the option of issuing electronic prescriptions for controlled 
substances in lieu of paper prescriptions. DEA's Interim Final Rule for 
Electronic Prescriptions for Controlled Substances was published on 
March 31, 2010, at 75 FR 16236-16319, and became effective on June 1, 
2010.

Update

Certifying Organization With a Certification Process Approved by DEA 
Pursuant to 21 CFR 1311.300(e)

    The Interim Final Rule and the DEA's Electronic Prescriptions for 
Controlled Substances Clarification (76 FR 64813) provides that, as an 
alternative to the third-party audit requirements of 21 CFR 1311.300(a) 
through (d), an electronic prescription or pharmacy application may be 
verified and certified as meeting the requirements of 21 CFR part 1311 
by a certifying organization whose certification process has been 
approved by DEA. The preamble to the Interim Final Rule further 
indicated that, once a certifying organization's certification process 
has been approved by DEA in accordance with 21 CFR 1311.300(e), such 
information will be posted on DEA's Web site. 75 FR 16243 (March 31, 
2010). On July 25, 2014, DEA approved the certification process 
developed by ComplySmart, LLC. Relevant information has been posted on 
DEA's Web site at http://www.DEAdiversion.usdoj.gov.
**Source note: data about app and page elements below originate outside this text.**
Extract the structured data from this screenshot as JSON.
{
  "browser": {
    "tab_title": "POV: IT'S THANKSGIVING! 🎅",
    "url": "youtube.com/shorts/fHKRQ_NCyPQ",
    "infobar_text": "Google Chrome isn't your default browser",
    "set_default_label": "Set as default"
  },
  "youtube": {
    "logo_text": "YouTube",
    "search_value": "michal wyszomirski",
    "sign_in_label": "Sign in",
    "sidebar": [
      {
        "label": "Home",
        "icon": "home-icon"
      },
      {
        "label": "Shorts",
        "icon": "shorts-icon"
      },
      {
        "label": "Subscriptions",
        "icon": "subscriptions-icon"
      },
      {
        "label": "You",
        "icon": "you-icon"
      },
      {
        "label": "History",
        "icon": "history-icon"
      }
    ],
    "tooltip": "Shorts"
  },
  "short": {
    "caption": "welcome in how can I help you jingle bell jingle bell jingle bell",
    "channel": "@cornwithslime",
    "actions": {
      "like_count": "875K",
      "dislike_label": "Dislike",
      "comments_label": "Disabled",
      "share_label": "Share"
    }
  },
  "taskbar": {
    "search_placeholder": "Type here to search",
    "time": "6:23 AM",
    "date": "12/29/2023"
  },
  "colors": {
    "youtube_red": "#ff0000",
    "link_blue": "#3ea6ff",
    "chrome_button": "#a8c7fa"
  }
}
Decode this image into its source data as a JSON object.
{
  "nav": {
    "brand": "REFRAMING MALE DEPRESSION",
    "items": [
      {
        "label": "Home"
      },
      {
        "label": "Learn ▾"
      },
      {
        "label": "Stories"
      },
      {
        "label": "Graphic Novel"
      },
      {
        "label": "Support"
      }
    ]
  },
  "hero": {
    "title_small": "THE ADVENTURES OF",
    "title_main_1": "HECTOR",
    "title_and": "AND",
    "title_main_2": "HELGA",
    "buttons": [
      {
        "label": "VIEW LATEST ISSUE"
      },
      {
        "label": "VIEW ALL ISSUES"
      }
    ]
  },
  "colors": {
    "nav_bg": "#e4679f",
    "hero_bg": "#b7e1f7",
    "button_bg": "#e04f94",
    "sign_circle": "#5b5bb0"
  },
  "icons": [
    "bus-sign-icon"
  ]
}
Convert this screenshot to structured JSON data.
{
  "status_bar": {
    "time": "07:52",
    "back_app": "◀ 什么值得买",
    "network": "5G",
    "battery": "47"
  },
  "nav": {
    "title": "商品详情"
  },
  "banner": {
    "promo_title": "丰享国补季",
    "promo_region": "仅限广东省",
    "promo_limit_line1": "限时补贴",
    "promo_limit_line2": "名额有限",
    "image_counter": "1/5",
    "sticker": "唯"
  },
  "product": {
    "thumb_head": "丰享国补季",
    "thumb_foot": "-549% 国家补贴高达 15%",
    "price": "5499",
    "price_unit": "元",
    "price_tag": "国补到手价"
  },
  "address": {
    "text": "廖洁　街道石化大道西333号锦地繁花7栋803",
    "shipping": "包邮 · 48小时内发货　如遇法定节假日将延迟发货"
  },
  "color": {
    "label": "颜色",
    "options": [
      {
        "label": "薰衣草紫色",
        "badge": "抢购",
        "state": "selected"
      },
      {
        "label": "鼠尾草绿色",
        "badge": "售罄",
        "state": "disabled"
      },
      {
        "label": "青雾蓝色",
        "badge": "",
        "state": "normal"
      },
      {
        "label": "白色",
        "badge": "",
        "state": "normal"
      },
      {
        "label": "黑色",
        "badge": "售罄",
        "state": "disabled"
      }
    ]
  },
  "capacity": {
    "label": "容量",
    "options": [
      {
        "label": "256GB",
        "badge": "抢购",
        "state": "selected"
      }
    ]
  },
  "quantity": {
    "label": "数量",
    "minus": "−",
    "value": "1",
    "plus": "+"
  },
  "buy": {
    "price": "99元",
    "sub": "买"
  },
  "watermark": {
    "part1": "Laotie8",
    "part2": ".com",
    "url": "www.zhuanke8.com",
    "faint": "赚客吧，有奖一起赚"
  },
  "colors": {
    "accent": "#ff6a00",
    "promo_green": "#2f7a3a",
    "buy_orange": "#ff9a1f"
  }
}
    Dated: August 11, 2014.
Joseph T. Rannazzisi,
Deputy Assistant Administrator.
[FR Doc. 2014-19783 Filed 8-19-14; 8:45 am]
BILLING CODE 4410-09-P